* For the explanation of this paradox, see the beginning of the chapter on Brutus.
“The damsel,” sings the trouvère, “is in despair, but her grief will soon be quieted. Soon she will have forgotten, and her heart be so changed, that she will remember but little about Troy. Though now she mourns, joy will return to her, and she will soon have given her love to one whom she has never yet seen, soon she will be comforted. With women, sorrow lasts but a little while; they weep with one eye and laugh with the other. The hearts of most of them are quick to change, and the wisest of them is giddy enough. All that she has loved for seven years, has she in one day forgotten. Solomon, he who was so full of wisdom, says in his writings, that the man who can find a virtuous woman should praise the Lord: to meet beauty and virtue joined together is a mighty rare thing it seems; a treasure far above precious stones and vessels of gold.”
The coquette, perceiving that she is loved, resolves to play off all her baughty pranks, as in the soliloquy given her by Shakespeare, to increase the ardour of her lover and make her dominion doubly sure.
“ The damsel is full of merriment and joy because she has got him in her net.
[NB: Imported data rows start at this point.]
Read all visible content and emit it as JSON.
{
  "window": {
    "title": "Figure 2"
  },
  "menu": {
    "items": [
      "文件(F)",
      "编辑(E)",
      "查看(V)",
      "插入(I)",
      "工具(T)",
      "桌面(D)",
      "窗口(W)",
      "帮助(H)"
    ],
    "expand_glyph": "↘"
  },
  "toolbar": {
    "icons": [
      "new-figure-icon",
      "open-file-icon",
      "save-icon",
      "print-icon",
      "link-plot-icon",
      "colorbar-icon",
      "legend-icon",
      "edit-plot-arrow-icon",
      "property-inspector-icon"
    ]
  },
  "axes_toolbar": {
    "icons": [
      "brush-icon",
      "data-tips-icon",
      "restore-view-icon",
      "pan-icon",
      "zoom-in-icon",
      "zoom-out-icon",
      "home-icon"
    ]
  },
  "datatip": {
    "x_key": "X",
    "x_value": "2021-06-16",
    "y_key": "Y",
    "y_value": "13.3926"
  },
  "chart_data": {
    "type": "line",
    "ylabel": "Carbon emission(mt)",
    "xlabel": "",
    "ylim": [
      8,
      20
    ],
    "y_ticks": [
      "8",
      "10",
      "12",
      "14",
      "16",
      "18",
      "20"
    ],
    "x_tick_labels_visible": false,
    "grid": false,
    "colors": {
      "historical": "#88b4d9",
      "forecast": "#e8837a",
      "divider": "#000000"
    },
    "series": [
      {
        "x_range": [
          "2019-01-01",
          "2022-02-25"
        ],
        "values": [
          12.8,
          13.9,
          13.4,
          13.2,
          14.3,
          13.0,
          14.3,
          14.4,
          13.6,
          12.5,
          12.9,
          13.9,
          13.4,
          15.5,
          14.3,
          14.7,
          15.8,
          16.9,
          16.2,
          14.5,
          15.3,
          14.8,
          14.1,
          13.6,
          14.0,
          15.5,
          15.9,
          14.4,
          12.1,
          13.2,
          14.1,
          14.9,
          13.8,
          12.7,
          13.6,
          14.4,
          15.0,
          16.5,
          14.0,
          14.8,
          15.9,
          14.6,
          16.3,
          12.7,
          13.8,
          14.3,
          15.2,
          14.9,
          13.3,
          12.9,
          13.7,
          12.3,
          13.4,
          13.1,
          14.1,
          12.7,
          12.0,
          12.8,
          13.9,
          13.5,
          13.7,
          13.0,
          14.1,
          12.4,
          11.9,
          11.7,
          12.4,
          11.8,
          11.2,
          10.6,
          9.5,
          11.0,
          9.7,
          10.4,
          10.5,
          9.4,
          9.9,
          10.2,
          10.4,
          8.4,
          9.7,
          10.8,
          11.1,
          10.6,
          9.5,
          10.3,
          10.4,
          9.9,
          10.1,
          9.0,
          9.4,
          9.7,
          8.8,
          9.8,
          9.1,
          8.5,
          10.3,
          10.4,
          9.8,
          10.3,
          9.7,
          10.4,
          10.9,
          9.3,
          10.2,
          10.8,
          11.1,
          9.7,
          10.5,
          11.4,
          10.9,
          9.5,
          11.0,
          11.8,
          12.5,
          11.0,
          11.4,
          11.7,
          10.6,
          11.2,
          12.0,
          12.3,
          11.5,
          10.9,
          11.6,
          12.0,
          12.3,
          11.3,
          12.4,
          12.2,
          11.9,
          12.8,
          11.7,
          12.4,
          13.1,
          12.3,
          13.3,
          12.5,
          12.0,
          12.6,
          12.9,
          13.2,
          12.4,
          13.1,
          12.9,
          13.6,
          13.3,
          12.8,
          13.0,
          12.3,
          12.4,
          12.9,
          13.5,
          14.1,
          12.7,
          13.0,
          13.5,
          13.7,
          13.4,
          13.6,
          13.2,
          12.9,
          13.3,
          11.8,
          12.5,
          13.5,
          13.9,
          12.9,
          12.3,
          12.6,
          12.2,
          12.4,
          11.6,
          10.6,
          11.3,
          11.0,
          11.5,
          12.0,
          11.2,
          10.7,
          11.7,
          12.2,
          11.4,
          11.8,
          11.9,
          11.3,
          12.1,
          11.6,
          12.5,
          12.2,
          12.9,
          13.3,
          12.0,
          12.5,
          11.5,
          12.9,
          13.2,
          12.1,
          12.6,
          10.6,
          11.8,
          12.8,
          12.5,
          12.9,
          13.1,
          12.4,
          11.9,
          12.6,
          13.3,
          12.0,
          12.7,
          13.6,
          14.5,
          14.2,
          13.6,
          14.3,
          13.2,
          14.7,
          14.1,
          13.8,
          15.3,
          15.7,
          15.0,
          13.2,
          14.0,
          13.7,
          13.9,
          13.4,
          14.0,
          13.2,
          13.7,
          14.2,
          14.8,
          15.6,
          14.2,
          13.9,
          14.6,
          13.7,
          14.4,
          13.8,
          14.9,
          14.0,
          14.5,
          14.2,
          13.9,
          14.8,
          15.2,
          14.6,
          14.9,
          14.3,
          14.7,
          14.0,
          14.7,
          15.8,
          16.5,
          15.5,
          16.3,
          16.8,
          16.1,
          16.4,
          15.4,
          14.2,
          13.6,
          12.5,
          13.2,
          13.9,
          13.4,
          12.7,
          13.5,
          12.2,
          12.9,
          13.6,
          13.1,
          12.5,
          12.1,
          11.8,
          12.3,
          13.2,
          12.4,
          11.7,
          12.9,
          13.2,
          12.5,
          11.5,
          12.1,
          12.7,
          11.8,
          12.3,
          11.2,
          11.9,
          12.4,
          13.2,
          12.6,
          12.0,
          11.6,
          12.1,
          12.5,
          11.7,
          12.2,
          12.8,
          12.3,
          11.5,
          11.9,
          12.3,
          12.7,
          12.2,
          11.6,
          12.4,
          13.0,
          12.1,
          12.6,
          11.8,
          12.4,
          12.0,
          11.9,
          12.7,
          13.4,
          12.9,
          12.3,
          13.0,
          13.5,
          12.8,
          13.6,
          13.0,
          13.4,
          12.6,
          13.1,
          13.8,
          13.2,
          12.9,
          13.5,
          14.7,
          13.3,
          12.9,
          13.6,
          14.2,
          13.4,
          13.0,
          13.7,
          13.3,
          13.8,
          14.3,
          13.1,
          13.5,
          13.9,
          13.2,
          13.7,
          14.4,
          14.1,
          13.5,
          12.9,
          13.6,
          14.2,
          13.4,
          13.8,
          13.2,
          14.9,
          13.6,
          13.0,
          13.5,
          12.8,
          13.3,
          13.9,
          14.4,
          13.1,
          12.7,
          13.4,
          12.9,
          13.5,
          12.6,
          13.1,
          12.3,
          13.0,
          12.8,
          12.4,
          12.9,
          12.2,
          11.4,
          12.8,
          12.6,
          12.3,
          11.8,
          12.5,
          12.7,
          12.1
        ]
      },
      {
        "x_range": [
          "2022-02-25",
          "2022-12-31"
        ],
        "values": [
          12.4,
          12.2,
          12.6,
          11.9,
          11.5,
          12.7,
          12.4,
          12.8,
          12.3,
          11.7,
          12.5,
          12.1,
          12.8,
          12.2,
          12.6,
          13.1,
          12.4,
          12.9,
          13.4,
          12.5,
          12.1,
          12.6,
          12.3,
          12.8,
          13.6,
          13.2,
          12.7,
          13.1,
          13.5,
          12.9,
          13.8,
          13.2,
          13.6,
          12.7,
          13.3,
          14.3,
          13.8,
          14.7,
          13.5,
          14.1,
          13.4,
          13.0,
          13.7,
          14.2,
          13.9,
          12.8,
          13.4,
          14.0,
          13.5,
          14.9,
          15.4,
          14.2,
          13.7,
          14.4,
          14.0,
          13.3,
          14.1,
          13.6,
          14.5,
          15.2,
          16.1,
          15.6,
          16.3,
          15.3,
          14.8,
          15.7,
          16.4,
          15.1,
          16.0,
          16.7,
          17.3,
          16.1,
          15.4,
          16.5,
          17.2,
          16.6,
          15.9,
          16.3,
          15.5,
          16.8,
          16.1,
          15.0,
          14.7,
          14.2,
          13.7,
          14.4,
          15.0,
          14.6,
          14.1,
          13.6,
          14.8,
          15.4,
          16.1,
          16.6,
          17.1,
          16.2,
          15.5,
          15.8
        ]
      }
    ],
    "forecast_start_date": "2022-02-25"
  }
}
Fair dames are ever of this nature: if one of them sees you love her, forthwith she begins to show herself proud and haughty."
Briseida is received in the Greek camp as she is in Shakespeare's play.
“Greatly was the damsel praised, and much did the Greeks look at her
· Moult est belle, disent-ils tous.'”